_Directions for this task_.
Below are the records; collect from them each line containing the string "American".

Web page and app entries:
-*-

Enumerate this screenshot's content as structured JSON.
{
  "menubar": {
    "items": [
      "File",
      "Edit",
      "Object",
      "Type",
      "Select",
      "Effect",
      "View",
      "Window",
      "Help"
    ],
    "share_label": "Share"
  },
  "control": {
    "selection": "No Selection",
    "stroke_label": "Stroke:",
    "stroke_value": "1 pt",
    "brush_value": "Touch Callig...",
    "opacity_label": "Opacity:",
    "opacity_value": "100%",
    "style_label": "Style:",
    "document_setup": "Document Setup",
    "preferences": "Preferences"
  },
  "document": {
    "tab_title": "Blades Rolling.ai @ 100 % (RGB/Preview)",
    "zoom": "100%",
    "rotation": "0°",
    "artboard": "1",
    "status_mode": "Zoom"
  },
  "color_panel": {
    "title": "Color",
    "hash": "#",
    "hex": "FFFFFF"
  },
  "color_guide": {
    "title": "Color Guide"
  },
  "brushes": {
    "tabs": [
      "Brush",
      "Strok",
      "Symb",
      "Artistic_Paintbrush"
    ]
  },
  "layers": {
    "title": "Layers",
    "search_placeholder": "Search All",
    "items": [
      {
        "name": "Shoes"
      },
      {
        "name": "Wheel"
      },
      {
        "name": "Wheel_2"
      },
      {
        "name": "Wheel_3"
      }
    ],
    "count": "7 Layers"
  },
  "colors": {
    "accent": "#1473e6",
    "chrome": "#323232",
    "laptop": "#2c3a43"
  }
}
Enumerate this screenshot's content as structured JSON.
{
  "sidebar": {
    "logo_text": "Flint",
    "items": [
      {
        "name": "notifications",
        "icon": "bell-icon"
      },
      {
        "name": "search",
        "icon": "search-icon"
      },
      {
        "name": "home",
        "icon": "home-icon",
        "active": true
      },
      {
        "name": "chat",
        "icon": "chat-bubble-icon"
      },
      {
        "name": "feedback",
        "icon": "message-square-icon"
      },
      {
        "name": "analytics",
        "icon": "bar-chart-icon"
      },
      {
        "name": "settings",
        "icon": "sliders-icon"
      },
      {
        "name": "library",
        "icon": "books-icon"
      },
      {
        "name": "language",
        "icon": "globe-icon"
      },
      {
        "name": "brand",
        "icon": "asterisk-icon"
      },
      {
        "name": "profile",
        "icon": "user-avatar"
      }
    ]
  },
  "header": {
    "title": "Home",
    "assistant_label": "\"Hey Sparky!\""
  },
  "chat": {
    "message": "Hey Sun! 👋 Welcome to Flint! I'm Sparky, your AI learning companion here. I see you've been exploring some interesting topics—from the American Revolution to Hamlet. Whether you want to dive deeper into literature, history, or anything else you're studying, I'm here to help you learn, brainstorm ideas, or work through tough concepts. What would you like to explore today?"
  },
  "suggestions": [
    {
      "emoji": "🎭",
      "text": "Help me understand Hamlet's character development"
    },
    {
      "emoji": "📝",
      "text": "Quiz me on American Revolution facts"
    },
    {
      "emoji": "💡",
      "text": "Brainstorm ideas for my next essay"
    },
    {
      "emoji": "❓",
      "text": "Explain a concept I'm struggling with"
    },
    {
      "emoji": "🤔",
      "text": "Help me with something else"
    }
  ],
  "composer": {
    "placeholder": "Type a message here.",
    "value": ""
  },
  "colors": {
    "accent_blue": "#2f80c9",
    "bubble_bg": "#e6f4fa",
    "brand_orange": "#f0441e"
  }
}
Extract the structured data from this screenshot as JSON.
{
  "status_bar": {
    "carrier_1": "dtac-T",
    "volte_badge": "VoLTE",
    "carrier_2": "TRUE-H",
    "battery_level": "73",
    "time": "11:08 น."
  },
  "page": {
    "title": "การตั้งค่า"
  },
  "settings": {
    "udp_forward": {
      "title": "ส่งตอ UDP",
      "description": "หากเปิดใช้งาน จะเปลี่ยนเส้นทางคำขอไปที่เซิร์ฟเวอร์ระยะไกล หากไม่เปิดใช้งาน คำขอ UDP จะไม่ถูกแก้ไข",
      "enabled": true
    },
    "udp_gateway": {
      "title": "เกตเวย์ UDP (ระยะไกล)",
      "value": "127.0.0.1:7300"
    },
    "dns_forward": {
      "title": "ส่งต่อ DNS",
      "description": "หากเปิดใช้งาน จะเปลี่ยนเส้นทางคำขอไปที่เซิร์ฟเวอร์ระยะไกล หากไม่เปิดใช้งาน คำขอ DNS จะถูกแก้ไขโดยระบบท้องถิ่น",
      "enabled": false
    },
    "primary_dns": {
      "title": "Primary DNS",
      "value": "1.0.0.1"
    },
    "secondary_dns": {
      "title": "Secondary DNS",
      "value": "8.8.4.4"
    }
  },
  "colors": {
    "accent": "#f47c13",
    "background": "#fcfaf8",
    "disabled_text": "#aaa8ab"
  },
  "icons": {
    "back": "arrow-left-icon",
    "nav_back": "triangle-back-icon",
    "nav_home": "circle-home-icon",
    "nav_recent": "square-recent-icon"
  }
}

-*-

_Answer section_.
    "message": "Hey Sun! 👋 Welcome to Flint! I'm Sparky, your AI learning companion here. I see you've been exploring some interesting topics—from the American Revolution to Hamlet. Whether you want to dive deeper into literature, history, or anything else you're studying, I'm here to help you learn, brainstorm ideas, or work through tough concepts. What would you like to explore today?"
      "text": "Quiz me on American Revolution facts"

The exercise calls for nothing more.